Photos and review by Micah Gummel
Show photos HERE
U2 kicked off its U.S. leg of the iNNOCENCE+eXPERIENCE tour under arduous circumstances: a physically damaged lead singer and a record, Songs of Innocence, that sparked a backlash after it was distributed for free to 500 million people via iTunes in September. From those setbacks, the vulnerable band saw the opportunity to turn uncertainty into a platform to redefine its place in rock ‘n’ roll’s pantheon.
That it did, Friday night at the TD Garden Boston. The stage set-up was pretty astonishing. Well, at first glance you would not think so – as it was truly minimalistic (Don’t be fooled: the tour had a Fleet of 18 wheelers – my count was 19). Divided in to three platforms, an “I”-shaped one for “innocence,” a round one shaped like a lower-case “e” to represent “experience” and a walkway (called the divider stage) to signify the “passage from innocence to experience.” The general admission crowd filled in all around the two stages and the platform no matter where you were standing, This setup puts the band right in to the audience’s lap.
The concert was split into two sets with an intermission for the first time in their career Minimalstic part comes in the play when you see the setup, you see no speakers or stage props – just a small drum set and and a large light bulb hovering over the “main stage”. For this tour The band is also experimenting with a new sound system. Rather than having speakers set up at the stage, the group will suspend speaker arrays from the ceiling of arenas so everyone will be able to hear the music equally – making the sound “uniformly transparent.” The volume was truly constant throughout the arena.
The first part of the show was all about the band’s past. For a while, this looked like it would be the most unadorned production from U2 since they conquered the world with The Joshua Tree. Vertigo was mostly played under a single oversized light bulb, sent swinging to the rafters with a hard push from Bono. Each one of the songs were either very early entries in their catalog or newer songs that dealt with issues from the past. In doing this, the band really drove home something that got lost in the hand-wringing over the release of Songs of Innocence: The album is full of deep nostalgia and melancholy for a past they haven’t embraced since it was the present. Structuring the show that way was a great way get people to reconsider the album they forgotten about or with the newer fans never heard.
What came next wasn’t so much an intermission. As the band left the stage a video interlude that ran displaying a montage of 1970s punk icons like the Clash, the Sex Pistols, Patti Smith and Devo talking and playing bits of their music. Perhaps showing the lost roots of U2’s connection to the punk scene in the early days, but it clearly remains close to their hearts.

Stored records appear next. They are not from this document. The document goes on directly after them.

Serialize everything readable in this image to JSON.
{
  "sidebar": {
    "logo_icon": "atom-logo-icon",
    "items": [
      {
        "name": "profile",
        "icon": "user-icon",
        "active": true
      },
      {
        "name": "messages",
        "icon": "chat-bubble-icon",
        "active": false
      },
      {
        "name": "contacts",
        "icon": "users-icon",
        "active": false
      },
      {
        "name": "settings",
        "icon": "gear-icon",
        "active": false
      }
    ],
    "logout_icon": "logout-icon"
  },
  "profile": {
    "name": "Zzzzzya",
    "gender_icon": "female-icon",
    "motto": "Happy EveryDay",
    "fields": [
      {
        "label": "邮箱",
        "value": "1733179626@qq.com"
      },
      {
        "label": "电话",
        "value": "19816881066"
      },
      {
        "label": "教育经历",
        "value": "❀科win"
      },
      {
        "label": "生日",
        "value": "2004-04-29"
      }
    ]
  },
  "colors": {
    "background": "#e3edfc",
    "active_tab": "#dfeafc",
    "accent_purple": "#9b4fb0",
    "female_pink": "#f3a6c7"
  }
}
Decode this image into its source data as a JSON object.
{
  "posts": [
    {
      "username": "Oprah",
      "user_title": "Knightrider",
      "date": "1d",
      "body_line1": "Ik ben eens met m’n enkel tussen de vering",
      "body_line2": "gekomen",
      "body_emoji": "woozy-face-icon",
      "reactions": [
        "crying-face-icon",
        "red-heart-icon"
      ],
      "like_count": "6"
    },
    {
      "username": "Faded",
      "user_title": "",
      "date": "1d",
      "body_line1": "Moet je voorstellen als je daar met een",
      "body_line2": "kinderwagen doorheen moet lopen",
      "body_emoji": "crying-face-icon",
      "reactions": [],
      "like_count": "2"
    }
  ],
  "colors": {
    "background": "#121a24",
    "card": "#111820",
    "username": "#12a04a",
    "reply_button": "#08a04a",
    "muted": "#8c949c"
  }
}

They resumed the show with all four members playing “Invisible” on the catwalk, Larry on a mini stand-up drum kit. The energy dipped a bit because the song was unfamiliar to many and the group only faced half the crowd, but it picked right up again when they kicked into a fast “Even Better Than the Real Thing,” which concluded with the whole band moving to the B stage for the euphoric “You take me higher” coda. The vintage hits kept coming: a funky “Mysterious Ways” and then “Desire,” before a piano rose from the floor for a sing-along “The Sweetest Thing.”
The concert’s second half was loaded with the classic anthems: An inspired Pride (In the Name of Love), a soaring Angel of Harlem. Mysterious Ways was especially infectious. U2 paid tribute to the late, great B.B. King with the collaborative song When Love Comes to Town.In true U2 form with high-tech eye candy, wordless communion and sociopolitical sermons it wouldn’t be U2 if there weren’t some overreaching, but few bands that want it all manage to grasp so much
For U2, the show was in many ways the band’s way of reminding not only its fans, but also perhaps itself, who they are. Visuals, sound and sequencing synced up to tell a story, but it was a story built on emotionally involving songs presented with a minimum of fuss. U2 left fans awestruck on Friday night To say the iNNOCENCE+eXPERIENCE tour was a spectacle would be an understatement, as one of the world’s biggest band brought a visual and sonic experience that truly shook Boston like the shot heard round the world many years ago!
U2 Concert Photos
The Miracle (Of Joey Ramone)
The Electric Co.(with “Send In The Clowns” and… more )
Vertigo(with “Do You Remember Rock n’… more )
I Will Follow
Iris (Hold Me Close)
Song for Someone
Sunday Bloody Sunday(with “Johnny Comes Marching Home” snippet)
Raised by Wolves(with “Psalm 23” snippet)
Until the End of the World(with “Love And Peace Or Else” snippet)
Even Better Than the Real Thing
Mysterious Ways(with “Young Americans” snippet)
Every Breaking Wave(acoustic)
Bullet the Blue Sky(with “19” snippet)
Pride (In the Name of Love)(with “The Hands That Built America” segue)
Beautiful Day(with “Moment of Surrender” snippet)
Bad(with “Moment of Surrender” snippet
With or Without You(with “Shine Like Stars” coda)
City of Blinding Lights
Where the Streets Have No Name(with “Mother and Child… more )